- MATERIAL PROVIDED -
_ _ _ _

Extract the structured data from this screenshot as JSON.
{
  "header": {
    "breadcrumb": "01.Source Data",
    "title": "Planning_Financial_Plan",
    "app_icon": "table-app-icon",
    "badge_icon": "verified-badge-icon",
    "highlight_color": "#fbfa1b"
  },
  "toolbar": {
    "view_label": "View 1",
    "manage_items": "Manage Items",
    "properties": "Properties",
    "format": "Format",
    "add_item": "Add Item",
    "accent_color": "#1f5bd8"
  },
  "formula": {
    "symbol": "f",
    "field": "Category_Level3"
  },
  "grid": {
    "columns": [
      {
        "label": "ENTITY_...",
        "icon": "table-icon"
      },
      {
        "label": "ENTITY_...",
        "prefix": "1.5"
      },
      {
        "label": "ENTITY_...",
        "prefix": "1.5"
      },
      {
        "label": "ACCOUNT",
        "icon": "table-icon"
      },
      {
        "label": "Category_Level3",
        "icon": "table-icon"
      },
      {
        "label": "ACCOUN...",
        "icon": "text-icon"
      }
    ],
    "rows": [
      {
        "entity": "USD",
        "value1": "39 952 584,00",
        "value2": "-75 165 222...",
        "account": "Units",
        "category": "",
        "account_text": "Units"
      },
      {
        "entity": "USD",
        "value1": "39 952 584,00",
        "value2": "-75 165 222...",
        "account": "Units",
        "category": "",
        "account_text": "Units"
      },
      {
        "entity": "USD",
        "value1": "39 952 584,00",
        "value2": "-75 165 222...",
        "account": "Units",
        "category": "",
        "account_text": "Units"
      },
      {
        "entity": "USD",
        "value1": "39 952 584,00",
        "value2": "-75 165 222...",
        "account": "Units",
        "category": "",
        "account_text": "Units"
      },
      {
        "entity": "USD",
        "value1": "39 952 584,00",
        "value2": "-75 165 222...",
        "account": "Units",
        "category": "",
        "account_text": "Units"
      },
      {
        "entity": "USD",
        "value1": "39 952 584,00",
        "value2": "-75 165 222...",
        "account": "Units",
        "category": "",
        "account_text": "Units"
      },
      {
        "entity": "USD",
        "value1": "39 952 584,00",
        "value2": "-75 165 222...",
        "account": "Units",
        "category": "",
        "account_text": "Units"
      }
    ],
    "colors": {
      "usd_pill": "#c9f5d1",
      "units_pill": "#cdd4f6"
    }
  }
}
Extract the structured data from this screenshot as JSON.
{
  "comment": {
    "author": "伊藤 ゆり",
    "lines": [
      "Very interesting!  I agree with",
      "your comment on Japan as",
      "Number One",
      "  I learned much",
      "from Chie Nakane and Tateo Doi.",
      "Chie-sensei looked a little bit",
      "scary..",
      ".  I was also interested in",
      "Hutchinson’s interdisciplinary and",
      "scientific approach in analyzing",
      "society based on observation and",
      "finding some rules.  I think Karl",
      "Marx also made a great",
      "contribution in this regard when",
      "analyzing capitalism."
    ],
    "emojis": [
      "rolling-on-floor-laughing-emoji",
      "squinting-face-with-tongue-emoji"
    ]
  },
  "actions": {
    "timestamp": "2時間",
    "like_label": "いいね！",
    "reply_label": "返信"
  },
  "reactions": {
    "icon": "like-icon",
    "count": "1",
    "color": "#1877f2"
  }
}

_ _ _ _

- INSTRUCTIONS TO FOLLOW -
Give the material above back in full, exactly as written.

- FINISHED TASK -
Extract the structured data from this screenshot as JSON.
{
  "header": {
    "breadcrumb": "01.Source Data",
    "title": "Planning_Financial_Plan",
    "app_icon": "table-app-icon",
    "badge_icon": "verified-badge-icon",
    "highlight_color": "#fbfa1b"
  },
  "toolbar": {
    "view_label": "View 1",
    "manage_items": "Manage Items",
    "properties": "Properties",
    "format": "Format",
    "add_item": "Add Item",
    "accent_color": "#1f5bd8"
  },
  "formula": {
    "symbol": "f",
    "field": "Category_Level3"
  },
  "grid": {
    "columns": [
      {
        "label": "ENTITY_...",
        "icon": "table-icon"
      },
      {
        "label": "ENTITY_...",
        "prefix": "1.5"
      },
      {
        "label": "ENTITY_...",
        "prefix": "1.5"
      },
      {
        "label": "ACCOUNT",
        "icon": "table-icon"
      },
      {
        "label": "Category_Level3",
        "icon": "table-icon"
      },
      {
        "label": "ACCOUN...",
        "icon": "text-icon"
      }
    ],
    "rows": [
      {
        "entity": "USD",
        "value1": "39 952 584,00",
        "value2": "-75 165 222...",
        "account": "Units",
        "category": "",
        "account_text": "Units"
      },
      {
        "entity": "USD",
        "value1": "39 952 584,00",
        "value2": "-75 165 222...",
        "account": "Units",
        "category": "",
        "account_text": "Units"
      },
      {
        "entity": "USD",
        "value1": "39 952 584,00",
        "value2": "-75 165 222...",
        "account": "Units",
        "category": "",
        "account_text": "Units"
      },
      {
        "entity": "USD",
        "value1": "39 952 584,00",
        "value2": "-75 165 222...",
        "account": "Units",
        "category": "",
        "account_text": "Units"
      },
      {
        "entity": "USD",
        "value1": "39 952 584,00",
        "value2": "-75 165 222...",
        "account": "Units",
        "category": "",
        "account_text": "Units"
      },
      {
        "entity": "USD",
        "value1": "39 952 584,00",
        "value2": "-75 165 222...",
        "account": "Units",
        "category": "",
        "account_text": "Units"
      },
      {
        "entity": "USD",
        "value1": "39 952 584,00",
        "value2": "-75 165 222...",
        "account": "Units",
        "category": "",
        "account_text": "Units"
      }
    ],
    "colors": {
      "usd_pill": "#c9f5d1",
      "units_pill": "#cdd4f6"
    }
  }
}
Extract the structured data from this screenshot as JSON.
{
  "comment": {
    "author": "伊藤 ゆり",
    "lines": [
      "Very interesting!  I agree with",
      "your comment on Japan as",
      "Number One",
      "  I learned much",
      "from Chie Nakane and Tateo Doi.",
      "Chie-sensei looked a little bit",
      "scary..",
      ".  I was also interested in",
      "Hutchinson’s interdisciplinary and",
      "scientific approach in analyzing",
      "society based on observation and",
      "finding some rules.  I think Karl",
      "Marx also made a great",
      "contribution in this regard when",
      "analyzing capitalism."
    ],
    "emojis": [
      "rolling-on-floor-laughing-emoji",
      "squinting-face-with-tongue-emoji"
    ]
  },
  "actions": {
    "timestamp": "2時間",
    "like_label": "いいね！",
    "reply_label": "返信"
  },
  "reactions": {
    "icon": "like-icon",
    "count": "1",
    "color": "#1877f2"
  }
}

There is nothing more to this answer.